*Available data*.
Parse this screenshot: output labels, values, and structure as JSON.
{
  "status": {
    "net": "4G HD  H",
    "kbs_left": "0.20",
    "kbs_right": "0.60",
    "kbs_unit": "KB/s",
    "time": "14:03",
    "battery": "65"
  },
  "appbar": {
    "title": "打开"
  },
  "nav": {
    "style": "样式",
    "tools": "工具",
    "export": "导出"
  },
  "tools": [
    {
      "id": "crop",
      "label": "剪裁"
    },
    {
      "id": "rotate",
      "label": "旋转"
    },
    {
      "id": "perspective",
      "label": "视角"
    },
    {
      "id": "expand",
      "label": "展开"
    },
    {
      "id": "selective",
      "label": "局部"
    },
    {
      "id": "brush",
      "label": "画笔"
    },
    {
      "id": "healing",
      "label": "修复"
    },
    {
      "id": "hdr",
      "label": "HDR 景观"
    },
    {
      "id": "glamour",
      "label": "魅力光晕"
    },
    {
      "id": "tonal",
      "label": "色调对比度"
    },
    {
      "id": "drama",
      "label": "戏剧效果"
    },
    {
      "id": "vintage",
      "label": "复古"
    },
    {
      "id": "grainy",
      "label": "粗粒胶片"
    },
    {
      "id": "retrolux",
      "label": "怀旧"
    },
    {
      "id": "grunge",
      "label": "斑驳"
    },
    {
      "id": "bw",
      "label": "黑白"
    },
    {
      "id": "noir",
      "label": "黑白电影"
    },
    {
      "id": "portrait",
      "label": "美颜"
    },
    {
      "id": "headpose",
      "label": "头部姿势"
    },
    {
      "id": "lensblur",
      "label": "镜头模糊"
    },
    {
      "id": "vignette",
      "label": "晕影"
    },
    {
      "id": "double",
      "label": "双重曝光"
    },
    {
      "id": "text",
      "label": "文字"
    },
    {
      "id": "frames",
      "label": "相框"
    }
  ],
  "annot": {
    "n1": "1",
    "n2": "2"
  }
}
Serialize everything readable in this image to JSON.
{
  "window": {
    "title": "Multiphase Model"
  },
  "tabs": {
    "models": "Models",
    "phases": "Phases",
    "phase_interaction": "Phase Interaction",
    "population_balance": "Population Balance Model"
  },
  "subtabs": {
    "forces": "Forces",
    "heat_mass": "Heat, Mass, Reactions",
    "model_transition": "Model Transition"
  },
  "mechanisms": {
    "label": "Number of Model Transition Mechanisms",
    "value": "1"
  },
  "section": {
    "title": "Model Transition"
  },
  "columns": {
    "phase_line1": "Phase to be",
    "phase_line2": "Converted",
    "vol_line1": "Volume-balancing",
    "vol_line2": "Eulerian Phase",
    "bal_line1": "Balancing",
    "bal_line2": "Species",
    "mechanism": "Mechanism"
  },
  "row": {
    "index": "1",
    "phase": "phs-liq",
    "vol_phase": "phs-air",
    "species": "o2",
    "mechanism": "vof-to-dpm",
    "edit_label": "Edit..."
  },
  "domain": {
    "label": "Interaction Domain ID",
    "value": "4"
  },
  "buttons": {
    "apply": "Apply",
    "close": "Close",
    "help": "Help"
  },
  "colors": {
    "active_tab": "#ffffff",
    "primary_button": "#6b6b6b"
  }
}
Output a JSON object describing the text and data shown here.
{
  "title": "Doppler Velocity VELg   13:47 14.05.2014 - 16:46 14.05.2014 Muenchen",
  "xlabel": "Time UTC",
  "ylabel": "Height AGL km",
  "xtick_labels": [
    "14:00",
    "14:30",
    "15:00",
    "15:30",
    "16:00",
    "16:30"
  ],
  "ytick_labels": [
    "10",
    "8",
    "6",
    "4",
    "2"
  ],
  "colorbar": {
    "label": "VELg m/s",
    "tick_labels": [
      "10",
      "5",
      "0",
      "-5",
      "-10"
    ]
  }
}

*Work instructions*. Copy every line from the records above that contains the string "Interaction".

*Solution to the exercise*.
    "phase_interaction": "Phase Interaction",
    "label": "Interaction Domain ID",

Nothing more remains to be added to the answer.